U.S. lawmaker urges TSU graduates to help protect democracy and give back

NASHVILLE, Tenn. (TSU News Service) – United States Congressman Bennie G. Thompson, the man who led the congressional investigation into the January 6 attack on the U.S. Capitol, told Tennessee State University graduate school candidates to be aware of forces that are trying to change the course of democracy in the country by twisting facts and reality to suit their personal agendas.

President Glenda Glover and U.S. Congressman Bennie G. Thompson lead the procession at the spring graduate commencement in the Gentry Center Complex. (Photo by TSU Media Relations)

Before Congressman Thompson’s address in the Howard C. Gentry Complex, TSU President Glenda Glover congratulated the graduates, parents, relatives, and friends for their support. 

“I applaud you for having reached this milestone,” said Glover. “Today is only a steppingstone. We thank you. We salute you.”

 Thompson, a civil rights champion, who represents Mississippi’s Second Congressional District in the U.S. House of Representatives, was the keynote speaker at TSU’s graduate commencement. 

 Now serving his 15th term in Congress, Thompson reminded the graduates to make the best of their education and remember to give back to their institution to ensure its continued growth and success.

More than 200 graduate students received advance degrees in various disciplines. (Photo by TSU Media Relations)

 “So, for this institution and other historically black colleges and universities to survive in these turbulent times, you are going to have to support it,” he said. “Some of you will become doctors, lawyers, or whatever, but unless you understand what you are faced with right now and what you need to do in this country it is all for naught, because if graduates don’t come back and help, these institutions are in trouble.”

Marque Griggs, who received his Ph.D. in psychology, took Thompson’s message to heart.

Marque Griggs, who received his Ph.D. in psychology, says there are no shortcuts in working for equality. (Photo by Ramona Whitworth)

 “The Hon. Bennie Thompson spoke truth to power and did not mince words,” said Griggs, of Fort Valley, Georgia. “He reminded me of the work in my respective field that I do and must continue to do. There are no shortcuts in working for equality and equity for HBCUs and minority spaces.”

 Gwendolyn Berry, a two-time Olympian, who received her master’s degree in public health, referred to Thompson as a “good fighter.” The St. Louis, Missouri, native is an American track and field athlete who specializes in the hammer throw. Her mark of 77.78 meter on June 8, 2018, ranks her #7 on the all-time list. She also holds the world record in the weight throw with a mark of 25.60-meter set in March 2017. 

 Friday was her first time marching in a graduation ceremony. From high school to college, her athletic commitment each time has not permitted to take part in previous ceremonies.

Gwendolyn Berry referred to Congressman Thompson as a “good fighter.” Photo by Ramona Whitworth)
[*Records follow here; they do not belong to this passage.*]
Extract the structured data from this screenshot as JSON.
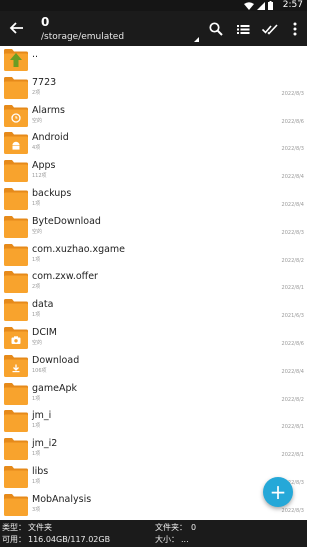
{
  "status_bar": {
    "time": "2:57"
  },
  "app_bar": {
    "title": "0",
    "path": "/storage/emulated"
  },
  "files": [
    {
      "name": "..",
      "meta": "",
      "date": "",
      "icon": "up-arrow-icon"
    },
    {
      "name": "7723",
      "meta": "2项",
      "date": "2022/8/3",
      "icon": ""
    },
    {
      "name": "Alarms",
      "meta": "空的",
      "date": "2022/8/6",
      "icon": "alarm-icon"
    },
    {
      "name": "Android",
      "meta": "4项",
      "date": "2022/8/3",
      "icon": "android-icon"
    },
    {
      "name": "Apps",
      "meta": "112项",
      "date": "2022/8/4",
      "icon": ""
    },
    {
      "name": "backups",
      "meta": "1项",
      "date": "2022/8/4",
      "icon": ""
    },
    {
      "name": "ByteDownload",
      "meta": "空的",
      "date": "2022/8/3",
      "icon": ""
    },
    {
      "name": "com.xuzhao.xgame",
      "meta": "1项",
      "date": "2022/8/2",
      "icon": ""
    },
    {
      "name": "com.zxw.offer",
      "meta": "2项",
      "date": "2022/8/1",
      "icon": ""
    },
    {
      "name": "data",
      "meta": "1项",
      "date": "2021/6/3",
      "icon": ""
    },
    {
      "name": "DCIM",
      "meta": "空的",
      "date": "2022/8/6",
      "icon": "camera-icon"
    },
    {
      "name": "Download",
      "meta": "106项",
      "date": "2022/8/4",
      "icon": "download-icon"
    },
    {
      "name": "gameApk",
      "meta": "1项",
      "date": "2022/8/2",
      "icon": ""
    },
    {
      "name": "jm_i",
      "meta": "1项",
      "date": "2022/8/1",
      "icon": ""
    },
    {
      "name": "jm_i2",
      "meta": "1项",
      "date": "2022/8/1",
      "icon": ""
    },
    {
      "name": "libs",
      "meta": "1项",
      "date": "2022/8/3",
      "icon": ""
    },
    {
      "name": "MobAnalysis",
      "meta": "3项",
      "date": "2022/8/3",
      "icon": ""
    },
    {
      "name": "",
      "meta": "",
      "date": "",
      "icon": ""
    }
  ],
  "footer": {
    "type_label": "类型：",
    "type_value": "文件夹",
    "avail_label": "可用：",
    "avail_value": "116.04GB/117.02GB",
    "folders_label": "文件夹：",
    "folders_value": "0",
    "size_label": "大小：",
    "size_value": "..."
  },
  "colors": {
    "folder": "#f8a32d",
    "folder_tab": "#e68a1a",
    "appbar": "#1b1b1b",
    "fab": "#25a8d8"
  }
}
“This is my first time marching, and I am excited that my family is here with me,” Berry said.

 “Congressman Thompson is about a good fight and that is what he demonstrated in his speech. Although people don’t want to hear it, but it is always going to prevail because the people always prevail.”

 For two years, Thompson led a bipartisan committee to conduct a thorough investigation into the facts, circumstances, and causes of the attack, and to ensure that it never occurs again.

 “In that work, we outlined the dangerous symptoms that we have in this country when people tell things that are not true and repeated it often enough to sometime people believe that it is true,” Thompson told the graduates. “Some people even say what you saw on January 6th really didn’t happen. By obtaining your advance degrees, I compliment you on making sure that you understand the realities of what’s happening in our country.”

Following his address, President Glover conferred the Honorary Doctor of Humane Letters on Rep. Thompson. More than 200 graduates received advance degrees in various disciplines.